*What this task involves*. Can the data below be set down again exactly, line for line?

----- The records -----

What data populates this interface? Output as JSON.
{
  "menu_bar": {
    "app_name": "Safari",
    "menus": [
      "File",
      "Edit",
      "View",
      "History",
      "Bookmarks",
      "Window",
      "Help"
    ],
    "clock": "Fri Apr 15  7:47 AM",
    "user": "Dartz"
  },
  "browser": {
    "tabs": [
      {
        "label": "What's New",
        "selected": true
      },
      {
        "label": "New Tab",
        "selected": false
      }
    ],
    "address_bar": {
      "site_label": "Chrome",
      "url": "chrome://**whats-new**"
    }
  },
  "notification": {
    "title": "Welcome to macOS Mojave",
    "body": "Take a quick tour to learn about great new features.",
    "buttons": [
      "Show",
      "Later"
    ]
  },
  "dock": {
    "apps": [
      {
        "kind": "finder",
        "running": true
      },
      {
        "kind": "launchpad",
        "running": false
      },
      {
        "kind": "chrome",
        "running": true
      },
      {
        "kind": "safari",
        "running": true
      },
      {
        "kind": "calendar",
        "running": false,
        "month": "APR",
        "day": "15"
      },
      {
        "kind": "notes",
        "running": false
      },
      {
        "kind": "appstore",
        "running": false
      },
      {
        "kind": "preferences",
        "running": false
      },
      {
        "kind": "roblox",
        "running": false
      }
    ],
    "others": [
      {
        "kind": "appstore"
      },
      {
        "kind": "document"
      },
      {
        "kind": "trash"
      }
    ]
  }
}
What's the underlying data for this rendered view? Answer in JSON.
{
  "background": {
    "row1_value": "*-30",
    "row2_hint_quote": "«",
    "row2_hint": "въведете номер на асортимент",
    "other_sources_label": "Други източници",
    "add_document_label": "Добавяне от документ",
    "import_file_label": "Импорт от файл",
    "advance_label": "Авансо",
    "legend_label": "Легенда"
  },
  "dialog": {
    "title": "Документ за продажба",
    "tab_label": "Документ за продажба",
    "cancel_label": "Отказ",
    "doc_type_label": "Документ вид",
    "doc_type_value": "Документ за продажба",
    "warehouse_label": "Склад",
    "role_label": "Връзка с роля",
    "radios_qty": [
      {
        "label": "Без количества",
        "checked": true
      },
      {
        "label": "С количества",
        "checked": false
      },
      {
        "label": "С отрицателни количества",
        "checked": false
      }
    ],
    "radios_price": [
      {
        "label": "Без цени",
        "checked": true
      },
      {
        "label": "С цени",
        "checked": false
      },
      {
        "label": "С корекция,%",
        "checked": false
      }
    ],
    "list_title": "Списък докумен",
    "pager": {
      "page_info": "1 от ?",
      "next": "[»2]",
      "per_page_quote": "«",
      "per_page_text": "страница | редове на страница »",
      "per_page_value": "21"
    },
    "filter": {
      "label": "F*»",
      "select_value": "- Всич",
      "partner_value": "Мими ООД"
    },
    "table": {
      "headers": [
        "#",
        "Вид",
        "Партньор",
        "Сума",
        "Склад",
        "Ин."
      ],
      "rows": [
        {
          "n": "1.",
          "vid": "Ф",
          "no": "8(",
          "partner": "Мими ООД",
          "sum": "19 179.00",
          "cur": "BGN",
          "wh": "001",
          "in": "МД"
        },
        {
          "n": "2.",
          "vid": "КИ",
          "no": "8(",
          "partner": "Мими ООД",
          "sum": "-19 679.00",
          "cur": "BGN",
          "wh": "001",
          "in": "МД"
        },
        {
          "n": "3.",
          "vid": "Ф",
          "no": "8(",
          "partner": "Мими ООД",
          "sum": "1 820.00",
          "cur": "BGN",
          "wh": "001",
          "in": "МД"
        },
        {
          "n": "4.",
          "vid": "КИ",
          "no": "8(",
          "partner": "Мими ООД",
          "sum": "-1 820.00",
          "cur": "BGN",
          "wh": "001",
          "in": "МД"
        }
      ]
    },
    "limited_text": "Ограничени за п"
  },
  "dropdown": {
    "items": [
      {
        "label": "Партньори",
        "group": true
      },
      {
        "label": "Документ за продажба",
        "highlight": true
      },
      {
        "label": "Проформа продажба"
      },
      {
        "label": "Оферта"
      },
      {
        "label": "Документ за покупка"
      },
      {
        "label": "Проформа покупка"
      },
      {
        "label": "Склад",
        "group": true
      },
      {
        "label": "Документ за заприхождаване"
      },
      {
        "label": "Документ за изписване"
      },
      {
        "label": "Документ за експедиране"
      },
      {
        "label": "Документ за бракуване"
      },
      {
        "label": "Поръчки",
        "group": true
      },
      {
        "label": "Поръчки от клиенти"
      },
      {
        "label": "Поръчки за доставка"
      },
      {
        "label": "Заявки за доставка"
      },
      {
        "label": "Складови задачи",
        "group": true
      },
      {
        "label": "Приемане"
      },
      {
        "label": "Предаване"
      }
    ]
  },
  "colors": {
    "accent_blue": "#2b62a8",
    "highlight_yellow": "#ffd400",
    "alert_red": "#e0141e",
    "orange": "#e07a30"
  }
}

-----

*Answer space*.
What data populates this interface? Output as JSON.
{
  "menu_bar": {
    "app_name": "Safari",
    "menus": [
      "File",
      "Edit",
      "View",
      "History",
      "Bookmarks",
      "Window",
      "Help"
    ],
    "clock": "Fri Apr 15  7:47 AM",
    "user": "Dartz"
  },
  "browser": {
    "tabs": [
      {
        "label": "What's New",
        "selected": true
      },
      {
        "label": "New Tab",
        "selected": false
      }
    ],
    "address_bar": {
      "site_label": "Chrome",
      "url": "chrome://**whats-new**"
    }
  },
  "notification": {
    "title": "Welcome to macOS Mojave",
    "body": "Take a quick tour to learn about great new features.",
    "buttons": [
      "Show",
      "Later"
    ]
  },
  "dock": {
    "apps": [
      {
        "kind": "finder",
        "running": true
      },
      {
        "kind": "launchpad",
        "running": false
      },
      {
        "kind": "chrome",
        "running": true
      },
      {
        "kind": "safari",
        "running": true
      },
      {
        "kind": "calendar",
        "running": false,
        "month": "APR",
        "day": "15"
      },
      {
        "kind": "notes",
        "running": false
      },
      {
        "kind": "appstore",
        "running": false
      },
      {
        "kind": "preferences",
        "running": false
      },
      {
        "kind": "roblox",
        "running": false
      }
    ],
    "others": [
      {
        "kind": "appstore"
      },
      {
        "kind": "document"
      },
      {
        "kind": "trash"
      }
    ]
  }
}
What's the underlying data for this rendered view? Answer in JSON.
{
  "background": {
    "row1_value": "*-30",
    "row2_hint_quote": "«",
    "row2_hint": "въведете номер на асортимент",
    "other_sources_label": "Други източници",
    "add_document_label": "Добавяне от документ",
    "import_file_label": "Импорт от файл",
    "advance_label": "Авансо",
    "legend_label": "Легенда"
  },
  "dialog": {
    "title": "Документ за продажба",
    "tab_label": "Документ за продажба",
    "cancel_label": "Отказ",
    "doc_type_label": "Документ вид",
    "doc_type_value": "Документ за продажба",
    "warehouse_label": "Склад",
    "role_label": "Връзка с роля",
    "radios_qty": [
      {
        "label": "Без количества",
        "checked": true
      },
      {
        "label": "С количества",
        "checked": false
      },
      {
        "label": "С отрицателни количества",
        "checked": false
      }
    ],
    "radios_price": [
      {
        "label": "Без цени",
        "checked": true
      },
      {
        "label": "С цени",
        "checked": false
      },
      {
        "label": "С корекция,%",
        "checked": false
      }
    ],
    "list_title": "Списък докумен",
    "pager": {
      "page_info": "1 от ?",
      "next": "[»2]",
      "per_page_quote": "«",
      "per_page_text": "страница | редове на страница »",
      "per_page_value": "21"
    },
    "filter": {
      "label": "F*»",
      "select_value": "- Всич",
      "partner_value": "Мими ООД"
    },
    "table": {
      "headers": [
        "#",
        "Вид",
        "Партньор",
        "Сума",
        "Склад",
        "Ин."
      ],
      "rows": [
        {
          "n": "1.",
          "vid": "Ф",
          "no": "8(",
          "partner": "Мими ООД",
          "sum": "19 179.00",
          "cur": "BGN",
          "wh": "001",
          "in": "МД"
        },
        {
          "n": "2.",
          "vid": "КИ",
          "no": "8(",
          "partner": "Мими ООД",
          "sum": "-19 679.00",
          "cur": "BGN",
          "wh": "001",
          "in": "МД"
        },
        {
          "n": "3.",
          "vid": "Ф",
          "no": "8(",
          "partner": "Мими ООД",
          "sum": "1 820.00",
          "cur": "BGN",
          "wh": "001",
          "in": "МД"
        },
        {
          "n": "4.",
          "vid": "КИ",
          "no": "8(",
          "partner": "Мими ООД",
          "sum": "-1 820.00",
          "cur": "BGN",
          "wh": "001",
          "in": "МД"
        }
      ]
    },
    "limited_text": "Ограничени за п"
  },
  "dropdown": {
    "items": [
      {
        "label": "Партньори",
        "group": true
      },
      {
        "label": "Документ за продажба",
        "highlight": true
      },
      {
        "label": "Проформа продажба"
      },
      {
        "label": "Оферта"
      },
      {
        "label": "Документ за покупка"
      },
      {
        "label": "Проформа покупка"
      },
      {
        "label": "Склад",
        "group": true
      },
      {
        "label": "Документ за заприхождаване"
      },
      {
        "label": "Документ за изписване"
      },
      {
        "label": "Документ за експедиране"
      },
      {
        "label": "Документ за бракуване"
      },
      {
        "label": "Поръчки",
        "group": true
      },
      {
        "label": "Поръчки от клиенти"
      },
      {
        "label": "Поръчки за доставка"
      },
      {
        "label": "Заявки за доставка"
      },
      {
        "label": "Складови задачи",
        "group": true
      },
      {
        "label": "Приемане"
      },
      {
        "label": "Предаване"
      }
    ]
  },
  "colors": {
    "accent_blue": "#2b62a8",
    "highlight_yellow": "#ffd400",
    "alert_red": "#e0141e",
    "orange": "#e07a30"
  }
}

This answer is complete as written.